Rather than stay in America during the war, Donat returned to London to work on the stage and in 1942 made The Young Mr. Pitt (Carol Reed). Next year he was in The Adventures of Tartu (Harold S. Bucquet), and in 1945 he was with Deborah Kerr in Perfect Strangers (A. Korda). His career now was invaded by doubts and obstacles, and his asthma was a perpetual handicap. In 1947 he appeared briefly as Parnell in Captain Boycott (Frank Launder), and he fol¬lowed this with his last serious bout of film work: The Winslow Boy (48, Anthony Asquith); The Cure for Love (49, which he directed himself); as Friese-Greene in the Festiv al of Britain project. The Magic Box (51, John Boulting).
He was a harrowed man, his face drawn and the superb voice gruff. When, in 1955, he appeared in the play Murder in the Cathedral, oxygen cylinders were maintained off-stage. Only two more films were to come: Lease of Life (54, Charles Freud) and, in 1958, the mandarin in The Inn of the Sixth Happiness (Mark Robson). That part is startlingly raw amid so much sentiment: a dying man as he acted, his presence seems to awe the rest of the film into respect.

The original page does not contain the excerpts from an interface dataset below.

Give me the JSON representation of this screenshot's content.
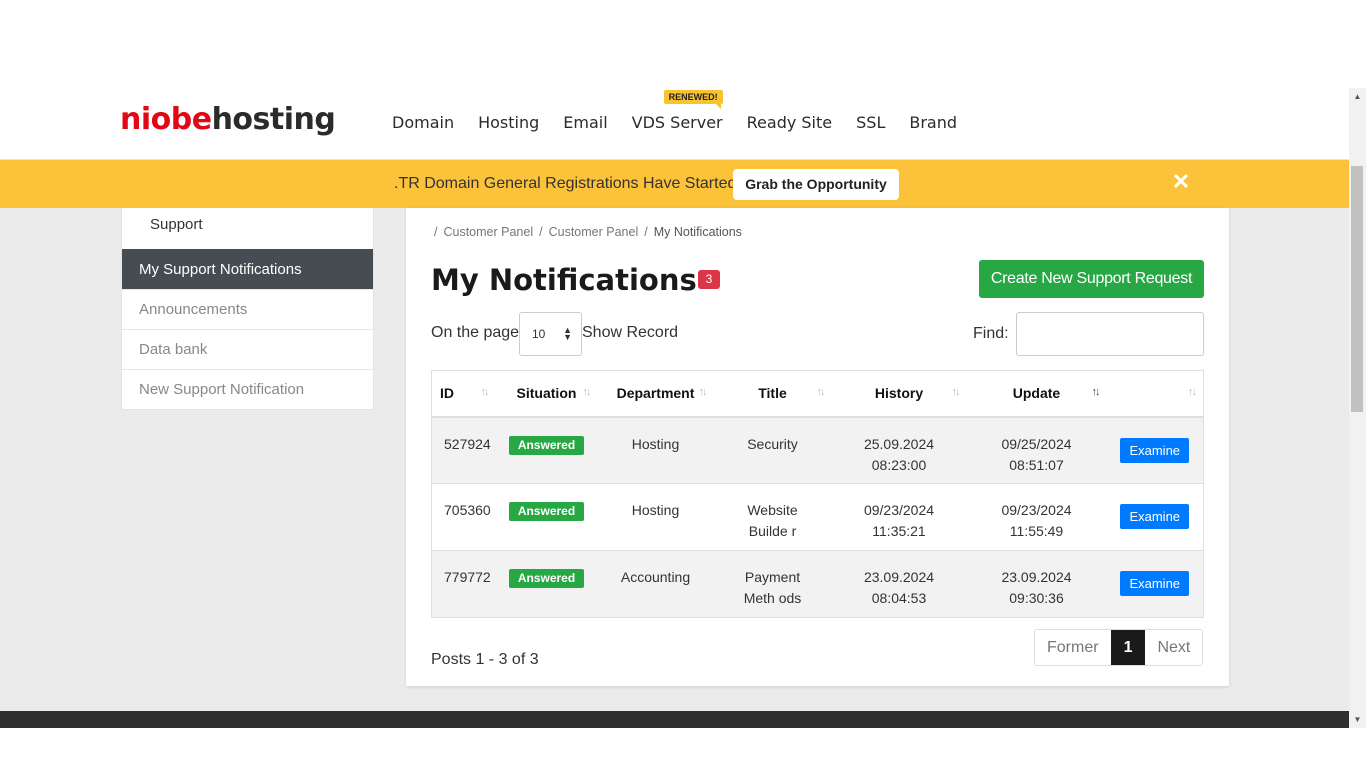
{
  "logo": {
    "part1": "niobe",
    "part2": "hosting"
  },
  "nav": {
    "items": [
      "Domain",
      "Hosting",
      "Email",
      "VDS Server",
      "Ready Site",
      "SSL",
      "Brand"
    ],
    "badge": "RENEWED!"
  },
  "promo": {
    "text": ".TR Domain General Registrations Have Started",
    "button": "Grab the Opportunity",
    "close": "✕"
  },
  "sidebar": {
    "support": "Support",
    "items": [
      "My Support Notifications",
      "Announcements",
      "Data bank",
      "New Support Notification"
    ]
  },
  "breadcrumb": [
    "Customer Panel",
    "Customer Panel",
    "My Notifications"
  ],
  "page": {
    "title": "My Notifications",
    "count": "3",
    "create_button": "Create New Support Request",
    "length_label": "On the page",
    "length_value": "10",
    "length_after": "Show Record",
    "find_label": "Find:"
  },
  "table": {
    "headers": [
      "ID",
      "Situation",
      "Department",
      "Title",
      "History",
      "Update",
      ""
    ],
    "rows": [
      {
        "id": "527924",
        "status": "Answered",
        "department": "Hosting",
        "title": "Security",
        "history_date": "25.09.2024",
        "history_time": "08:23:00",
        "update_date": "09/25/2024",
        "update_time": "08:51:07",
        "action": "Examine"
      },
      {
        "id": "705360",
        "status": "Answered",
        "department": "Hosting",
        "title": "Website Builde r",
        "history_date": "09/23/2024",
        "history_time": "11:35:21",
        "update_date": "09/23/2024",
        "update_time": "11:55:49",
        "action": "Examine"
      },
      {
        "id": "779772",
        "status": "Answered",
        "department": "Accounting",
        "title": "Payment Meth ods",
        "history_date": "23.09.2024",
        "history_time": "08:04:53",
        "update_date": "23.09.2024",
        "update_time": "09:30:36",
        "action": "Examine"
      }
    ]
  },
  "footer": {
    "posts": "Posts 1 - 3 of 3",
    "pager": {
      "prev": "Former",
      "current": "1",
      "next": "Next"
    }
  },
  "colors": {
    "accent": "#fcc23a",
    "brand_red": "#e30613",
    "success": "#28a745",
    "primary": "#007bff",
    "danger": "#dc3545"
  }
}
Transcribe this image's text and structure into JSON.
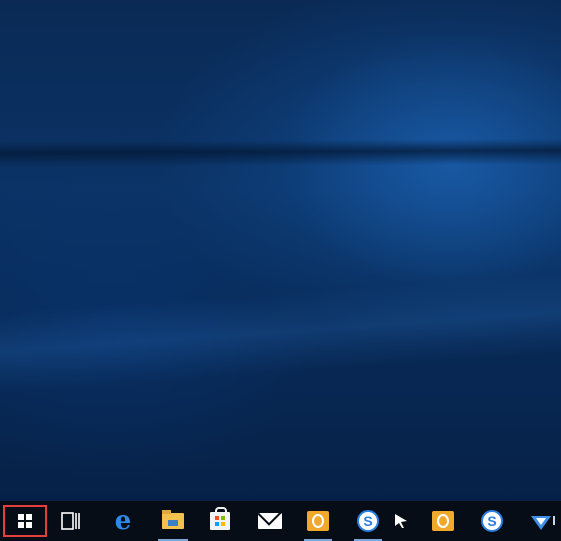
{
  "desktop": {
    "colors": {
      "background": "#0b3366",
      "taskbar": "#060d16",
      "start_highlight": "#e2403c"
    }
  },
  "taskbar": {
    "items": [
      {
        "name": "start",
        "icon": "windows-logo-icon"
      },
      {
        "name": "task-view",
        "icon": "task-view-icon"
      },
      {
        "name": "edge",
        "icon": "edge-icon",
        "glyph": "e"
      },
      {
        "name": "file-explorer",
        "icon": "folder-icon"
      },
      {
        "name": "store",
        "icon": "store-icon"
      },
      {
        "name": "mail",
        "icon": "mail-icon"
      },
      {
        "name": "outlook",
        "icon": "outlook-icon"
      },
      {
        "name": "sogou",
        "icon": "sogou-icon",
        "glyph": "S"
      },
      {
        "name": "pinned-app",
        "icon": "arrow-app-icon"
      },
      {
        "name": "outlook-2",
        "icon": "outlook-icon"
      },
      {
        "name": "sogou-2",
        "icon": "sogou-icon",
        "glyph": "S"
      },
      {
        "name": "tray",
        "icon": "tray-app-icon"
      }
    ]
  }
}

Married Ella Annesley Voysey. Married second, Renee Asherson, 1952.